Then when I saw Mr. Barnett having to jump through a number of hoops and invoking those provisions of the European Court of Human Rights articles dealing with discrimination on the basis of race, religion etc. without being able to attack head on some of those provisions, it was pure legal dexterity on his part to say the least!

When a white, foreigner can get the type of remuneration that he rightly deserves without question, and our local boys have to go through such problems to get a little uplift, something is definitely wrong with the system! It does not matter that the Registrar might be new. The information on a case by case basis is within the ambit of the administrators. Just look at the files and see if the process is fair!

What too is striking is that there a few lawyers her who are prepared to take on the human rights issues before the Court on behalf of the little man. Mr. Lloyd Rodney, God rest his soul, did that and Barnett and Skippings to their credit, have taken up that mantle and have decided to soldier on! So give them what is rightly due to them! They should not have to be given the uplift as a matter of right, but when the case merits it, no impediment should be places in their way of getting it.

We have to begin to treat our own equally. There is no better place to start than with the Judiciary. We talk and invoke the notion that there is equality of justice. But how can that be if there is definitely a deficiency when it comes to the equality of arms? We might not have the numbers as yet, but we certainly have the quality! Let us begin at a very good place, that is, before the law and the justice system here in the Turks and Caicos Islands. As Lord Denning is often quoted as saying, “Justice must not only be done, but it must be seen to be done!”

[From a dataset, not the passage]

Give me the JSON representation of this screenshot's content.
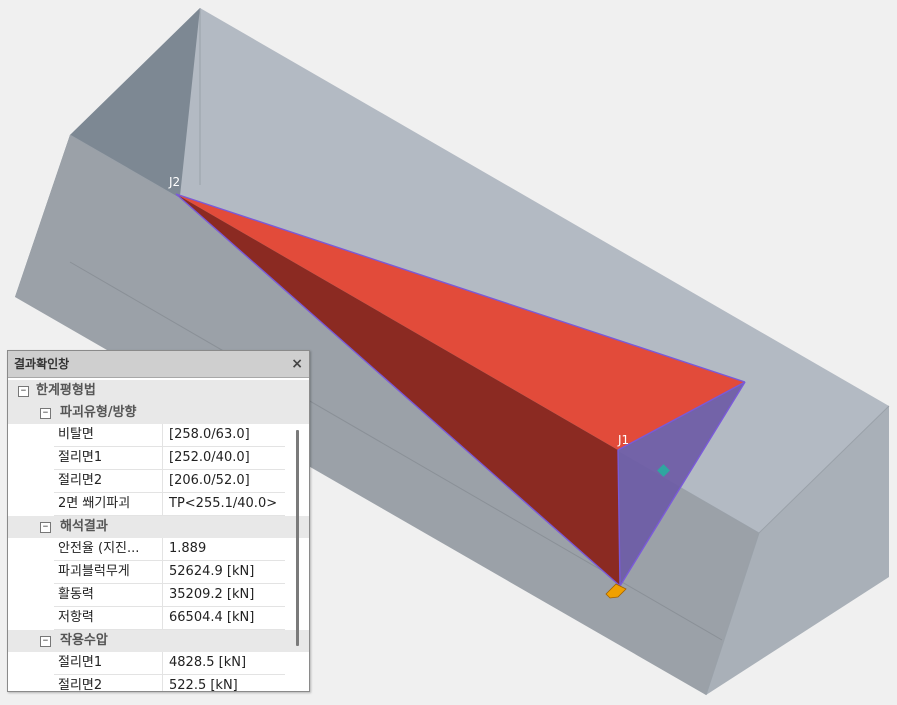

Gov.Ric Todd and Amanyara signed an Agreement


Turks and Caicos Signs Agreement for Amanyara Resort Expansion

Above: the Amanyara Resort in Turks and Caicos

By the Caribbean Journal staff

Turks and Caicos Islands Governor Ric Todd has signed a multi-million-dollar agreement with Caicos Resorts Limited, the owner of the Amanyara resort.

The agreement involves a lease by Caicos Resorts, Ltd of 17 acres of Crown Land for a $3.04 million down payment and annual rental income.

“This new investment in the TCI shows that business growth does not always come from inward investment,” Todd said in a statement. “While business conditions remain challenging here, we are in a much stronger position than many other parts of the world, as the recent publication of the country’s GDP figures showed. I remain confident that we will see further investment here in the TCI in the next few months.”

The land will be the site of an expansion of Amanyara’s villa programme, along with a new spa and tennis centre.

“The increased demand of Amanyara Villas over the past years has inspired us to extend the portfolio further,” said Caicos Resorts’ Michel Neutelings. “We are happy to also boost the profile of Turks and Caicos and create a significant number of jobs for the local economy with this expansion.”

The lease is for a term of 999 years.